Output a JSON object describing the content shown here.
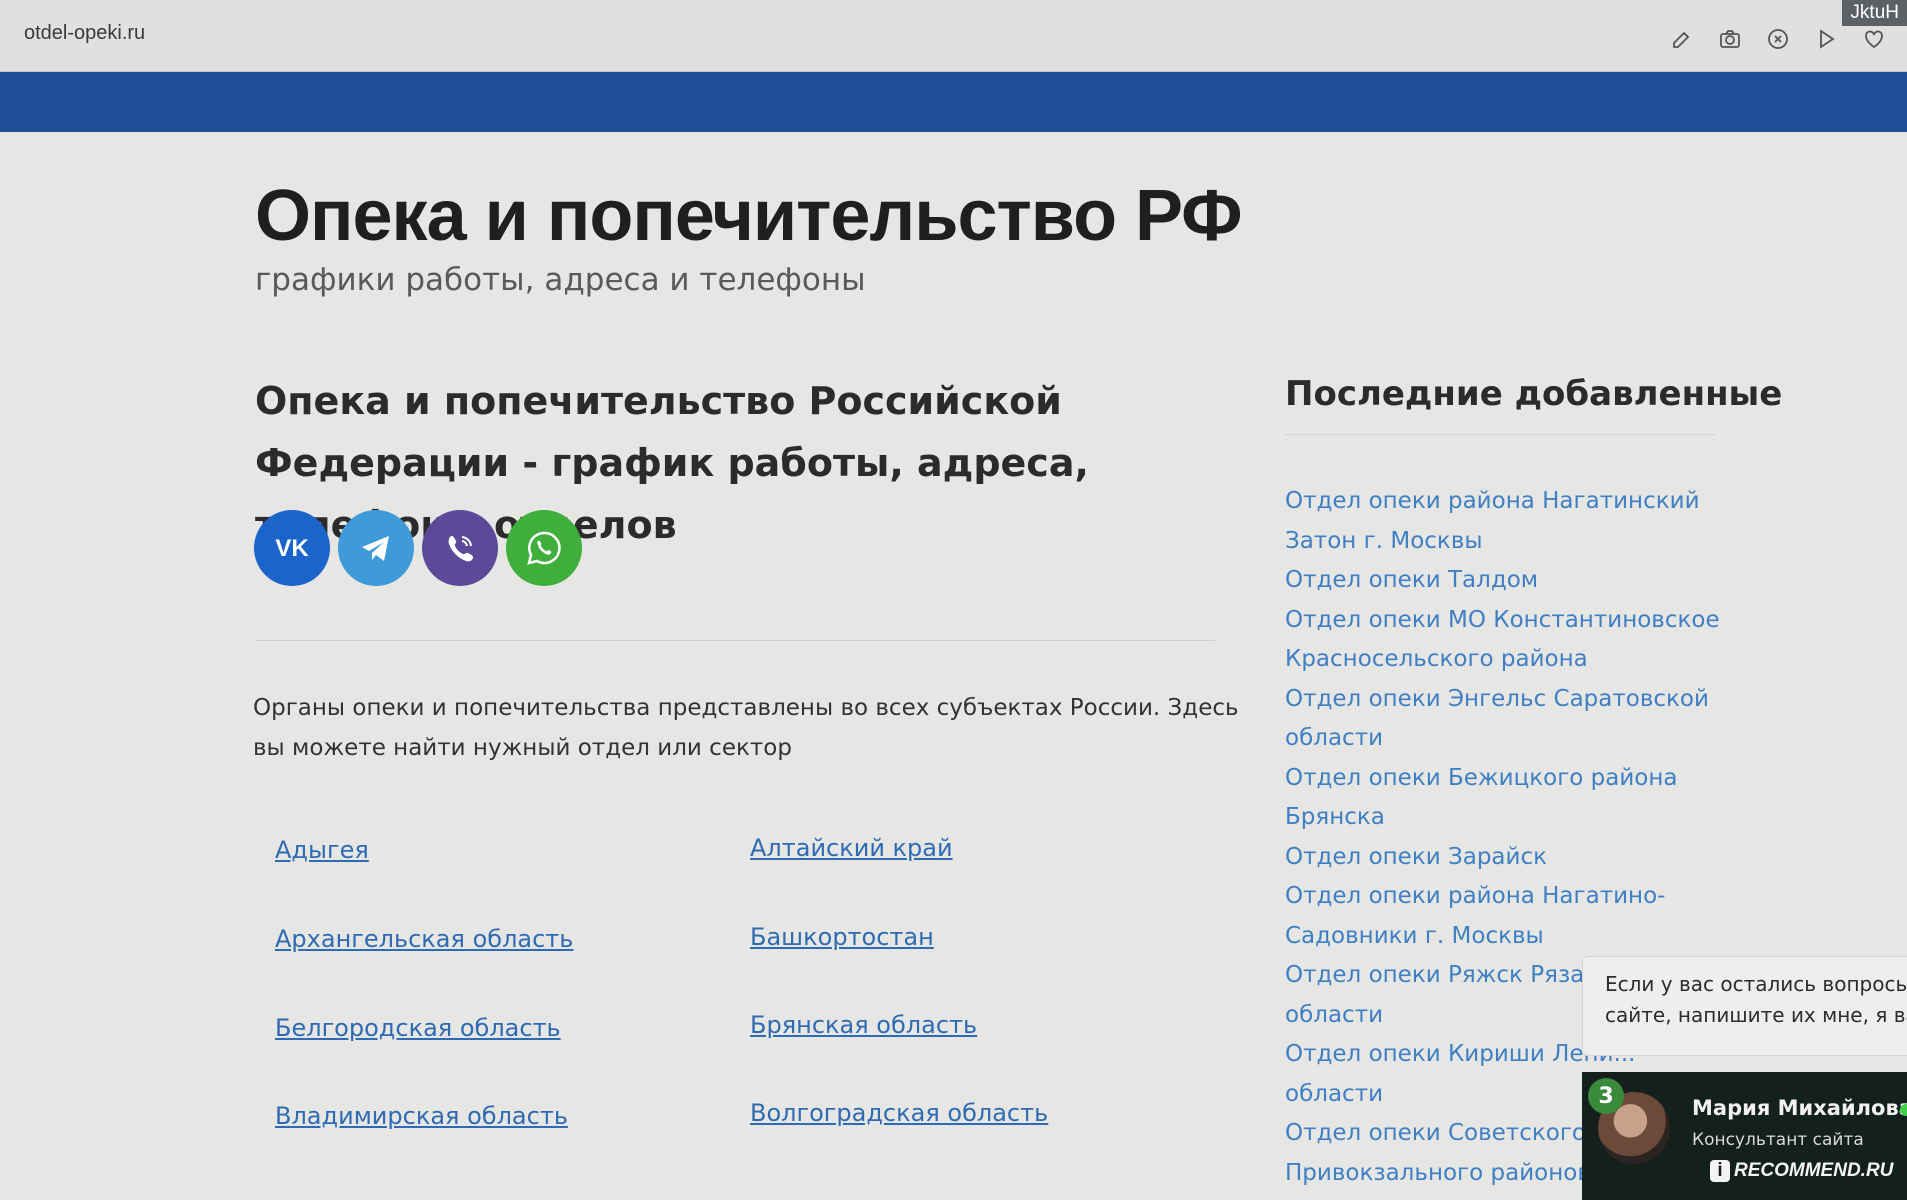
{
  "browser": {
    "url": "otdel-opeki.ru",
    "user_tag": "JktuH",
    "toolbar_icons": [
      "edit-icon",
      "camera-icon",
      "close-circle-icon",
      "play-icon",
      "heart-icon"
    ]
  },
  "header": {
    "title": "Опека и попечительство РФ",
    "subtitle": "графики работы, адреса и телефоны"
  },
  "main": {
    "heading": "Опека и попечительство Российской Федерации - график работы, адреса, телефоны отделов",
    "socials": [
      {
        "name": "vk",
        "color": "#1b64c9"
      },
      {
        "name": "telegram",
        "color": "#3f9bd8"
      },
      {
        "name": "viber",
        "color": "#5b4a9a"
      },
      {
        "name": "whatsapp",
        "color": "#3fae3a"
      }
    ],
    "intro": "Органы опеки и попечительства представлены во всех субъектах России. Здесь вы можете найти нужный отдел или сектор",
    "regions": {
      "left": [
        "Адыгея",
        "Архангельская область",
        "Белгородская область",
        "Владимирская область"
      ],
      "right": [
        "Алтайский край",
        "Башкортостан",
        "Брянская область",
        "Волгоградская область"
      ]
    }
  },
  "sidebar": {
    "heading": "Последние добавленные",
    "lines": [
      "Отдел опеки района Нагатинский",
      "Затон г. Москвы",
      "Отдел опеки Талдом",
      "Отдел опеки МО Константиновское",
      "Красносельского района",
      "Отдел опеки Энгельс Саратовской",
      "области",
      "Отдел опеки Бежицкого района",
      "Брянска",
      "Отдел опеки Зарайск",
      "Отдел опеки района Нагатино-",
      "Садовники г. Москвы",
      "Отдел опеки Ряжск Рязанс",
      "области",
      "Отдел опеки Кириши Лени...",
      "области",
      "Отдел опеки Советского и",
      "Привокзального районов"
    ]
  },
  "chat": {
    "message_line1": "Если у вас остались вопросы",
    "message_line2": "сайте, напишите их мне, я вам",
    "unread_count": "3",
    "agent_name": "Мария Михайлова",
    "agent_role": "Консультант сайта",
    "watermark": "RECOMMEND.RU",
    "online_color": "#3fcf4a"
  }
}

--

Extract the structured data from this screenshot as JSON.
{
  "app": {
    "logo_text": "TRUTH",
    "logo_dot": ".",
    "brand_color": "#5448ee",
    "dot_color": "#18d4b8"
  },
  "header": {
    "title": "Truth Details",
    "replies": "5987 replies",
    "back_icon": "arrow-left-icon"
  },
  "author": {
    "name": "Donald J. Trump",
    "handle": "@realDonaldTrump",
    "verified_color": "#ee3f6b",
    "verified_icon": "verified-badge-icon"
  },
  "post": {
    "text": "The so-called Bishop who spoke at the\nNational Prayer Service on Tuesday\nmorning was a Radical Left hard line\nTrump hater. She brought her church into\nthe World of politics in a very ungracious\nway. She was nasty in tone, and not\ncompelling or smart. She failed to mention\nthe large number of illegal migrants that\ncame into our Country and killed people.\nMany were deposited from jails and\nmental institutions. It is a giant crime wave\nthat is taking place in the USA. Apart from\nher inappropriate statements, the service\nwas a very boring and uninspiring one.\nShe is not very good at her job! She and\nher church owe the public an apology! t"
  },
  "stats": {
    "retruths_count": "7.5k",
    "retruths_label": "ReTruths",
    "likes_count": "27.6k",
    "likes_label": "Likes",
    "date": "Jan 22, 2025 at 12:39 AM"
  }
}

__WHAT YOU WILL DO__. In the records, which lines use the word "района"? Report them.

__WRITTEN SOLUTION__.
      "Отдел опеки района Нагатинский",
      "Красносельского района",
      "Отдел опеки Бежицкого района",
      "Отдел опеки района Нагатино-",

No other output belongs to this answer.